  • You can only be garnished by one general creditor at a time (does not include tax levies, federal student loan levies, and child support).
  • You cannot be fired solely because of a wage garnishment (though most employment in the United States is “at-will” employment, which means an employer can fire you for any reason or no reason at all, so long as it is not solely for a discriminatory reason).  There is also an exception to this rule if you have a collective bargaining agreement that permits termination under such circumstances.
  • You may dispute a wage garnishment.  To do so, click here for the form.  Send a copy to the Clerk of Courts, the creditor and/or the creditor’s attorney, and your employer.  Your employer must not garnish you if you file one of these responses, unless and until the court overrules your application and directs the employer to proceed with the garnishment.  Your employer must wait at least 5 days after your pay date before sending garnished funds to the creditor, to allow time for you to file a dispute.
  • Most creditors cannot touch certain types of income (such as social security).  However, if you owe debt to the government, social security and other types of income can become fair game.

You may be exempt from wage garnishment.  If you are, make sure that you file a response with the court and copy your employer.  Your employer is not required to investigate on his own to determine whether or not you are garnishment-proof.  All exceptions (except proof of bankruptcy filing or discharge) require a judicial determination.
You may be garnishment-proof if:
  • You have filed bankruptcy and the automatic stay is still pending.  (In pending Chapter 13s, only until property of the estate revests back to you.)
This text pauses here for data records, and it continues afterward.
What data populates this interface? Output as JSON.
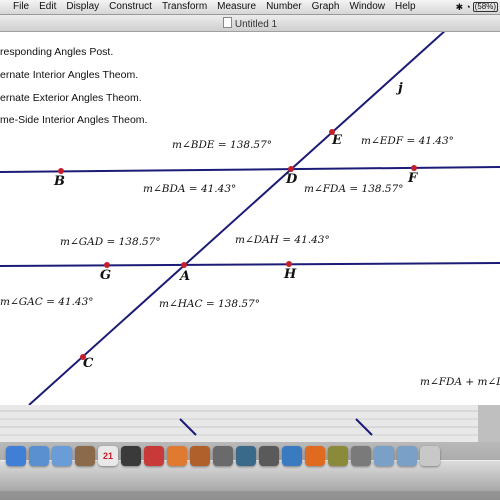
{
  "menubar": {
    "apple": "",
    "items": [
      "File",
      "Edit",
      "Display",
      "Construct",
      "Transform",
      "Measure",
      "Number",
      "Graph",
      "Window",
      "Help"
    ],
    "battery": "(58%)"
  },
  "window": {
    "title": "Untitled 1"
  },
  "justifications": [
    "responding Angles Post.",
    "ernate Interior Angles Theom.",
    "ernate Exterior Angles Theom.",
    "me-Side Interior Angles Theom."
  ],
  "points": {
    "A": "A",
    "B": "B",
    "C": "C",
    "D": "D",
    "E": "E",
    "F": "F",
    "G": "G",
    "H": "H",
    "j": "j"
  },
  "measurements": {
    "bde": "m∠BDE = 138.57°",
    "edf": "m∠EDF = 41.43°",
    "bda": "m∠BDA = 41.43°",
    "fda": "m∠FDA = 138.57°",
    "gad": "m∠GAD = 138.57°",
    "dah": "m∠DAH = 41.43°",
    "gac": "m∠GAC = 41.43°",
    "hac": "m∠HAC = 138.57°",
    "sum": "m∠FDA + m∠D"
  },
  "colors": {
    "line": "#1c1c78",
    "point": "#c41e2a"
  },
  "dock": {
    "icons": [
      {
        "name": "finder-icon",
        "color": "#3f7fd6",
        "label": ""
      },
      {
        "name": "globe-icon",
        "color": "#5a8fd0",
        "label": ""
      },
      {
        "name": "mail-icon",
        "color": "#6a9cd8",
        "label": ""
      },
      {
        "name": "photo-icon",
        "color": "#8a6a4a",
        "label": ""
      },
      {
        "name": "calendar-icon",
        "color": "#e8e8e8",
        "label": "21"
      },
      {
        "name": "app-icon",
        "color": "#3a3a3a",
        "label": ""
      },
      {
        "name": "itunes-icon",
        "color": "#c83a3a",
        "label": ""
      },
      {
        "name": "music-icon",
        "color": "#e07a30",
        "label": ""
      },
      {
        "name": "guitar-icon",
        "color": "#b0602a",
        "label": ""
      },
      {
        "name": "app-icon",
        "color": "#6a6a6a",
        "label": ""
      },
      {
        "name": "time-machine-icon",
        "color": "#3a6a8a",
        "label": ""
      },
      {
        "name": "app-icon",
        "color": "#5a5a5a",
        "label": ""
      },
      {
        "name": "browser-icon",
        "color": "#3a7ac0",
        "label": ""
      },
      {
        "name": "firefox-icon",
        "color": "#e06a20",
        "label": ""
      },
      {
        "name": "app-icon",
        "color": "#8a8a3a",
        "label": ""
      },
      {
        "name": "app-icon",
        "color": "#7a7a7a",
        "label": ""
      },
      {
        "name": "folder-icon",
        "color": "#7aa0c8",
        "label": ""
      },
      {
        "name": "folder-icon",
        "color": "#7aa0c8",
        "label": ""
      },
      {
        "name": "trash-icon",
        "color": "#c8c8c8",
        "label": ""
      }
    ]
  }
}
  • You have received a bankruptcy discharge, and the debt was incurred before your bankruptcy case was filed.
  • Your household income is below the federal poverty guidelines.
  • If your household income is above the federal poverty guidelines, but the garnishment would bring you below the guidelines, you can only be garnished to the extent that it brings you down to the poverty guidelines.
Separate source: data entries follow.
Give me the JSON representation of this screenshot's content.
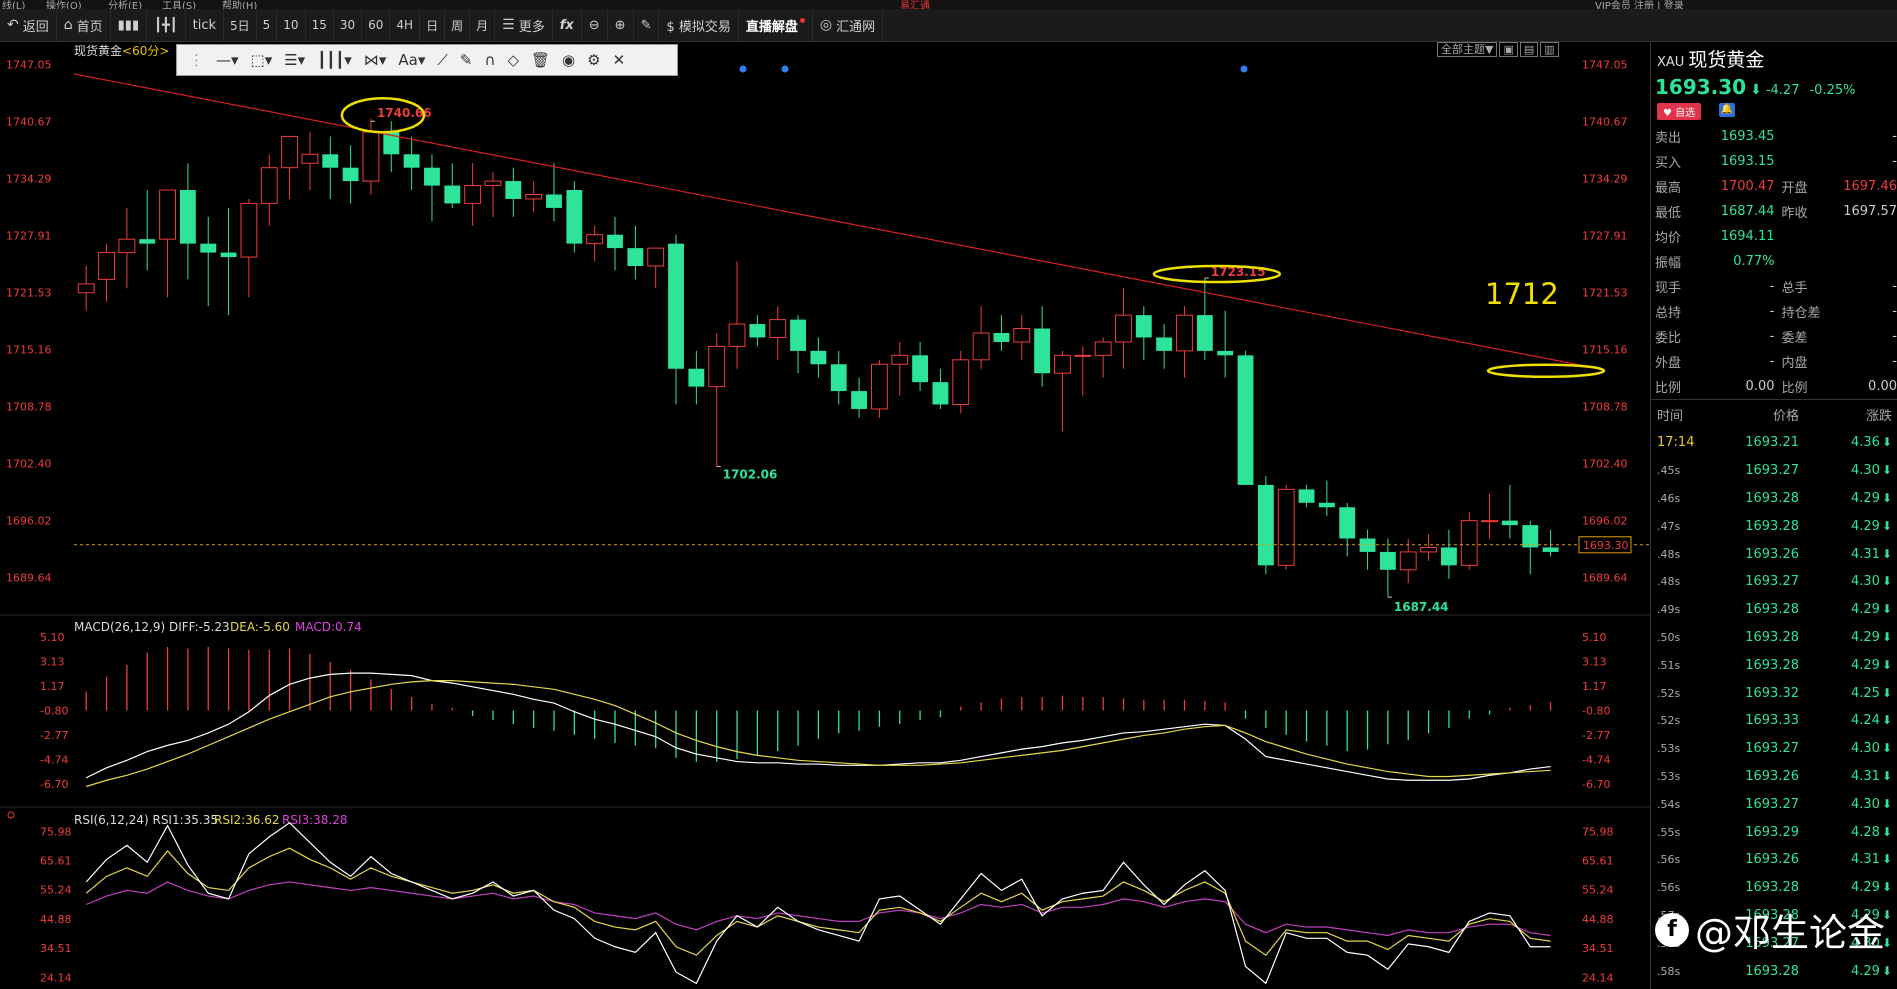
{
  "menubar": {
    "items": [
      "线(L)",
      "操作(O)",
      "分析(E)",
      "工具(S)",
      "帮助(H)"
    ],
    "app": "易汇通",
    "right": "VIP会员  注册 | 登录"
  },
  "toolbar": {
    "back": "返回",
    "home": "首页",
    "tick": "tick",
    "day5": "5日",
    "periods": [
      "5",
      "10",
      "15",
      "30",
      "60",
      "4H",
      "日",
      "周",
      "月"
    ],
    "more": "更多",
    "fx": "fx",
    "sim": "$ 模拟交易",
    "live": "直播解盘",
    "hui": "汇通网"
  },
  "chart": {
    "title": "现货黄金",
    "period": "<60分>",
    "theme": "全部主题▼",
    "ylabels": [
      "1747.05",
      "1740.67",
      "1734.29",
      "1727.91",
      "1721.53",
      "1715.16",
      "1708.78",
      "1702.40",
      "1696.02",
      "1689.64"
    ],
    "current_price": "1693.30",
    "annotation": "1712",
    "marks": {
      "high1": "1740.66",
      "high2": "1723.15",
      "low1": "1702.06",
      "low2": "1687.44"
    },
    "macd_label": "MACD(26,12,9) DIFF:-5.23",
    "dea_label": "DEA:-5.60",
    "macd_value": "MACD:0.74",
    "macd_ylabels": [
      "5.10",
      "3.13",
      "1.17",
      "-0.80",
      "-2.77",
      "-4.74",
      "-6.70"
    ],
    "rsi_label": "RSI(6,12,24) RSI1:35.35",
    "rsi2": "RSI2:36.62",
    "rsi3": "RSI3:38.28",
    "rsi_ylabels": [
      "75.98",
      "65.61",
      "55.24",
      "44.88",
      "34.51",
      "24.14"
    ]
  },
  "chart_data": {
    "type": "candlestick",
    "title": "现货黄金 60分",
    "candles": [
      [
        1721.5,
        1724.5,
        1719.5,
        1722.5
      ],
      [
        1723,
        1727,
        1720.5,
        1726
      ],
      [
        1726,
        1731,
        1722,
        1727.5
      ],
      [
        1727.5,
        1733,
        1724,
        1727
      ],
      [
        1727.5,
        1731.5,
        1721,
        1733
      ],
      [
        1733,
        1736,
        1723,
        1727
      ],
      [
        1727,
        1730,
        1720,
        1726
      ],
      [
        1726,
        1731,
        1719,
        1725.5
      ],
      [
        1725.5,
        1732,
        1721,
        1731.5
      ],
      [
        1731.5,
        1737,
        1729,
        1735.5
      ],
      [
        1735.5,
        1739,
        1732,
        1739
      ],
      [
        1736,
        1739.5,
        1733,
        1737
      ],
      [
        1737,
        1739,
        1732,
        1735.5
      ],
      [
        1735.5,
        1738,
        1731.5,
        1734
      ],
      [
        1734,
        1741,
        1732.5,
        1739.5
      ],
      [
        1739.5,
        1740.7,
        1735,
        1737
      ],
      [
        1737,
        1739,
        1733,
        1735.5
      ],
      [
        1735.5,
        1737,
        1729.5,
        1733.5
      ],
      [
        1733.5,
        1736,
        1731,
        1731.5
      ],
      [
        1731.5,
        1736,
        1729,
        1733.5
      ],
      [
        1733.5,
        1735,
        1730,
        1734
      ],
      [
        1734,
        1735.5,
        1730,
        1732
      ],
      [
        1732,
        1734,
        1730.5,
        1732.5
      ],
      [
        1732.5,
        1736,
        1729.5,
        1731
      ],
      [
        1733,
        1734,
        1726,
        1727
      ],
      [
        1727,
        1729,
        1725,
        1728
      ],
      [
        1728,
        1730,
        1724,
        1726.5
      ],
      [
        1726.5,
        1729,
        1723,
        1724.5
      ],
      [
        1724.5,
        1726,
        1722,
        1726.5
      ],
      [
        1727,
        1728,
        1709,
        1713
      ],
      [
        1713,
        1715,
        1709,
        1711
      ],
      [
        1711,
        1717,
        1702.06,
        1715.5
      ],
      [
        1715.5,
        1725,
        1713,
        1718
      ],
      [
        1718,
        1719,
        1715.5,
        1716.5
      ],
      [
        1716.5,
        1720,
        1714,
        1718.5
      ],
      [
        1718.5,
        1719,
        1712.5,
        1715
      ],
      [
        1715,
        1716.5,
        1712,
        1713.5
      ],
      [
        1713.5,
        1715,
        1709,
        1710.5
      ],
      [
        1710.5,
        1712,
        1707.5,
        1708.5
      ],
      [
        1708.5,
        1714,
        1707.5,
        1713.5
      ],
      [
        1713.5,
        1716,
        1710,
        1714.5
      ],
      [
        1714.5,
        1716,
        1710.5,
        1711.5
      ],
      [
        1711.5,
        1713,
        1708.5,
        1709
      ],
      [
        1709,
        1715,
        1708,
        1714
      ],
      [
        1714,
        1720,
        1713,
        1717
      ],
      [
        1717,
        1719,
        1715,
        1716
      ],
      [
        1716,
        1719,
        1714,
        1717.5
      ],
      [
        1717.5,
        1720,
        1711,
        1712.5
      ],
      [
        1712.5,
        1715,
        1706,
        1714.5
      ],
      [
        1714.5,
        1715.5,
        1710,
        1714.5
      ],
      [
        1714.5,
        1716.5,
        1712,
        1716
      ],
      [
        1716,
        1722,
        1713,
        1719
      ],
      [
        1719,
        1720,
        1714,
        1716.5
      ],
      [
        1716.5,
        1718,
        1713,
        1715
      ],
      [
        1715,
        1720,
        1712,
        1719
      ],
      [
        1719,
        1723.15,
        1714,
        1715
      ],
      [
        1715,
        1719.5,
        1712,
        1714.5
      ],
      [
        1714.5,
        1715,
        1700,
        1700
      ],
      [
        1700,
        1701,
        1690,
        1691
      ],
      [
        1691,
        1700,
        1690.5,
        1699.5
      ],
      [
        1699.5,
        1700,
        1697.5,
        1698
      ],
      [
        1698,
        1700.5,
        1696.5,
        1697.5
      ],
      [
        1697.5,
        1698,
        1692,
        1694
      ],
      [
        1694,
        1695,
        1690.5,
        1692.5
      ],
      [
        1692.5,
        1694,
        1687.44,
        1690.5
      ],
      [
        1690.5,
        1694,
        1689,
        1692.5
      ],
      [
        1692.5,
        1694.5,
        1691.5,
        1693
      ],
      [
        1693,
        1695,
        1689.5,
        1691
      ],
      [
        1691,
        1697,
        1690.5,
        1696
      ],
      [
        1696,
        1699,
        1694,
        1696
      ],
      [
        1696,
        1700,
        1694,
        1695.5
      ],
      [
        1695.5,
        1696,
        1690,
        1693
      ],
      [
        1693,
        1695,
        1692,
        1692.5
      ]
    ],
    "trendline": [
      [
        0,
        1746
      ],
      [
        75,
        1713
      ]
    ],
    "ylim": [
      1686,
      1748
    ],
    "macd_ylim": [
      -6.7,
      5.1
    ],
    "diff": [
      -6.2,
      -5.4,
      -4.8,
      -4.1,
      -3.6,
      -3.2,
      -2.6,
      -1.9,
      -0.9,
      0.4,
      1.3,
      1.8,
      2.1,
      2.2,
      2.2,
      2.1,
      2.0,
      1.6,
      1.4,
      1.1,
      0.8,
      0.5,
      0.1,
      -0.2,
      -0.9,
      -1.5,
      -1.9,
      -2.4,
      -2.9,
      -3.8,
      -4.3,
      -4.6,
      -4.9,
      -5.0,
      -5.0,
      -5.1,
      -5.1,
      -5.2,
      -5.2,
      -5.2,
      -5.1,
      -5.0,
      -5.0,
      -4.8,
      -4.5,
      -4.2,
      -3.9,
      -3.7,
      -3.4,
      -3.2,
      -2.9,
      -2.6,
      -2.5,
      -2.3,
      -2.1,
      -1.9,
      -2.0,
      -3.1,
      -4.5,
      -4.8,
      -5.1,
      -5.4,
      -5.7,
      -6.0,
      -6.3,
      -6.4,
      -6.4,
      -6.4,
      -6.3,
      -6.0,
      -5.8,
      -5.5,
      -5.3
    ],
    "dea": [
      -6.9,
      -6.4,
      -6.0,
      -5.5,
      -4.9,
      -4.3,
      -3.6,
      -2.9,
      -2.2,
      -1.5,
      -0.9,
      -0.3,
      0.3,
      0.7,
      1.0,
      1.3,
      1.5,
      1.6,
      1.6,
      1.5,
      1.4,
      1.3,
      1.1,
      0.9,
      0.5,
      0.1,
      -0.4,
      -1.1,
      -1.8,
      -2.6,
      -3.2,
      -3.7,
      -4.1,
      -4.4,
      -4.6,
      -4.8,
      -4.9,
      -5.0,
      -5.1,
      -5.2,
      -5.2,
      -5.2,
      -5.1,
      -5.0,
      -4.8,
      -4.6,
      -4.4,
      -4.2,
      -4.0,
      -3.7,
      -3.4,
      -3.1,
      -2.8,
      -2.6,
      -2.3,
      -2.1,
      -2.0,
      -2.6,
      -3.3,
      -3.8,
      -4.3,
      -4.7,
      -5.1,
      -5.4,
      -5.7,
      -5.9,
      -6.1,
      -6.1,
      -6.0,
      -5.9,
      -5.8,
      -5.7,
      -5.6
    ],
    "macd_hist": [
      1.4,
      2.5,
      3.4,
      4.3,
      4.7,
      4.6,
      4.7,
      4.6,
      4.5,
      4.5,
      4.6,
      4.2,
      3.6,
      3.0,
      2.3,
      1.6,
      1.0,
      0.5,
      0.2,
      -0.4,
      -0.7,
      -1.0,
      -1.3,
      -1.5,
      -1.8,
      -2.1,
      -2.4,
      -2.6,
      -2.8,
      -3.5,
      -3.8,
      -3.8,
      -3.6,
      -3.3,
      -3.0,
      -2.6,
      -2.1,
      -1.7,
      -1.5,
      -1.2,
      -1.0,
      -0.7,
      -0.5,
      0.3,
      0.6,
      0.9,
      1.0,
      1.0,
      1.1,
      1.0,
      1.0,
      0.9,
      0.8,
      0.8,
      0.8,
      0.7,
      0.6,
      -0.6,
      -1.3,
      -1.8,
      -2.3,
      -2.6,
      -3.0,
      -2.9,
      -2.5,
      -2.2,
      -1.7,
      -1.3,
      -0.6,
      -0.3,
      0.2,
      0.4,
      0.6
    ],
    "rsi_ylim": [
      20,
      80
    ],
    "rsi1": [
      58,
      66,
      71,
      65,
      78,
      64,
      54,
      52,
      68,
      74,
      79,
      72,
      65,
      60,
      67,
      61,
      58,
      55,
      52,
      54,
      58,
      53,
      55,
      48,
      45,
      38,
      35,
      33,
      40,
      26,
      22,
      37,
      46,
      42,
      49,
      44,
      41,
      39,
      37,
      52,
      53,
      48,
      43,
      52,
      61,
      55,
      59,
      46,
      52,
      54,
      55,
      65,
      57,
      50,
      57,
      62,
      55,
      28,
      22,
      40,
      38,
      38,
      33,
      32,
      27,
      36,
      35,
      33,
      44,
      47,
      46,
      35,
      35
    ],
    "rsi2": [
      54,
      60,
      63,
      60,
      69,
      61,
      56,
      55,
      63,
      67,
      70,
      66,
      63,
      59,
      63,
      60,
      58,
      56,
      54,
      55,
      57,
      54,
      55,
      51,
      49,
      44,
      42,
      41,
      44,
      35,
      32,
      39,
      44,
      42,
      46,
      44,
      42,
      41,
      40,
      48,
      49,
      47,
      44,
      49,
      54,
      51,
      54,
      48,
      51,
      52,
      53,
      58,
      55,
      51,
      55,
      58,
      54,
      37,
      32,
      41,
      40,
      40,
      37,
      37,
      34,
      39,
      38,
      37,
      43,
      45,
      44,
      38,
      37
    ],
    "rsi3": [
      50,
      53,
      55,
      54,
      58,
      55,
      53,
      52,
      55,
      57,
      58,
      57,
      56,
      55,
      56,
      55,
      54,
      53,
      52,
      53,
      54,
      52,
      53,
      51,
      50,
      47,
      46,
      45,
      47,
      43,
      41,
      44,
      46,
      45,
      47,
      46,
      45,
      44,
      44,
      47,
      48,
      47,
      45,
      47,
      50,
      49,
      50,
      47,
      49,
      49,
      50,
      52,
      51,
      49,
      51,
      52,
      51,
      43,
      40,
      43,
      42,
      42,
      41,
      40,
      39,
      41,
      40,
      40,
      42,
      43,
      43,
      40,
      39
    ]
  },
  "panel": {
    "symbol": "XAU",
    "name": "现货黄金",
    "price": "1693.30",
    "arrow": "⬇",
    "change": "-4.27",
    "pct": "-0.25%",
    "fav": "♥ 自选",
    "bell": "🔔",
    "rows": [
      {
        "l": "卖出",
        "v": "1693.45",
        "l2": "",
        "v2": "-"
      },
      {
        "l": "买入",
        "v": "1693.15",
        "l2": "",
        "v2": "-"
      },
      {
        "l": "最高",
        "v": "1700.47",
        "l2": "开盘",
        "v2": "1697.46"
      },
      {
        "l": "最低",
        "v": "1687.44",
        "l2": "昨收",
        "v2": "1697.57"
      },
      {
        "l": "均价",
        "v": "1694.11",
        "l2": "",
        "v2": ""
      },
      {
        "l": "振幅",
        "v": "0.77%",
        "l2": "",
        "v2": ""
      },
      {
        "l": "现手",
        "v": "-",
        "l2": "总手",
        "v2": "-"
      },
      {
        "l": "总持",
        "v": "-",
        "l2": "持仓差",
        "v2": "-"
      },
      {
        "l": "委比",
        "v": "-",
        "l2": "委差",
        "v2": "-"
      },
      {
        "l": "外盘",
        "v": "-",
        "l2": "内盘",
        "v2": "-"
      },
      {
        "l": "比例",
        "v": "0.00",
        "l2": "比例",
        "v2": "0.00"
      }
    ],
    "thead": [
      "时间",
      "价格",
      "涨跌"
    ],
    "ticks": [
      {
        "t": "17:14",
        "p": "1693.21",
        "c": "4.36"
      },
      {
        "t": ".45s",
        "p": "1693.27",
        "c": "4.30"
      },
      {
        "t": ".46s",
        "p": "1693.28",
        "c": "4.29"
      },
      {
        "t": ".47s",
        "p": "1693.28",
        "c": "4.29"
      },
      {
        "t": ".48s",
        "p": "1693.26",
        "c": "4.31"
      },
      {
        "t": ".48s",
        "p": "1693.27",
        "c": "4.30"
      },
      {
        "t": ".49s",
        "p": "1693.28",
        "c": "4.29"
      },
      {
        "t": ".50s",
        "p": "1693.28",
        "c": "4.29"
      },
      {
        "t": ".51s",
        "p": "1693.28",
        "c": "4.29"
      },
      {
        "t": ".52s",
        "p": "1693.32",
        "c": "4.25"
      },
      {
        "t": ".52s",
        "p": "1693.33",
        "c": "4.24"
      },
      {
        "t": ".53s",
        "p": "1693.27",
        "c": "4.30"
      },
      {
        "t": ".53s",
        "p": "1693.26",
        "c": "4.31"
      },
      {
        "t": ".54s",
        "p": "1693.27",
        "c": "4.30"
      },
      {
        "t": ".55s",
        "p": "1693.29",
        "c": "4.28"
      },
      {
        "t": ".56s",
        "p": "1693.26",
        "c": "4.31"
      },
      {
        "t": ".56s",
        "p": "1693.28",
        "c": "4.29"
      },
      {
        "t": ".57s",
        "p": "1693.28",
        "c": "4.29"
      },
      {
        "t": ".57s",
        "p": "1693.27",
        "c": "4.30"
      },
      {
        "t": ".58s",
        "p": "1693.28",
        "c": "4.29"
      }
    ],
    "watermark": "@邓生论金"
  },
  "colors": {
    "up": "#f03c3c",
    "down": "#2ee39a",
    "trend": "#d42020",
    "circle": "#f0e000",
    "diff": "#ffffff",
    "dea": "#e6d84a",
    "rsi3": "#c040c0"
  }
}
  • Currently, or in the past six months, you have received – or determined to be eligible for – public assistance (food stamps, W2, SSI, etc.).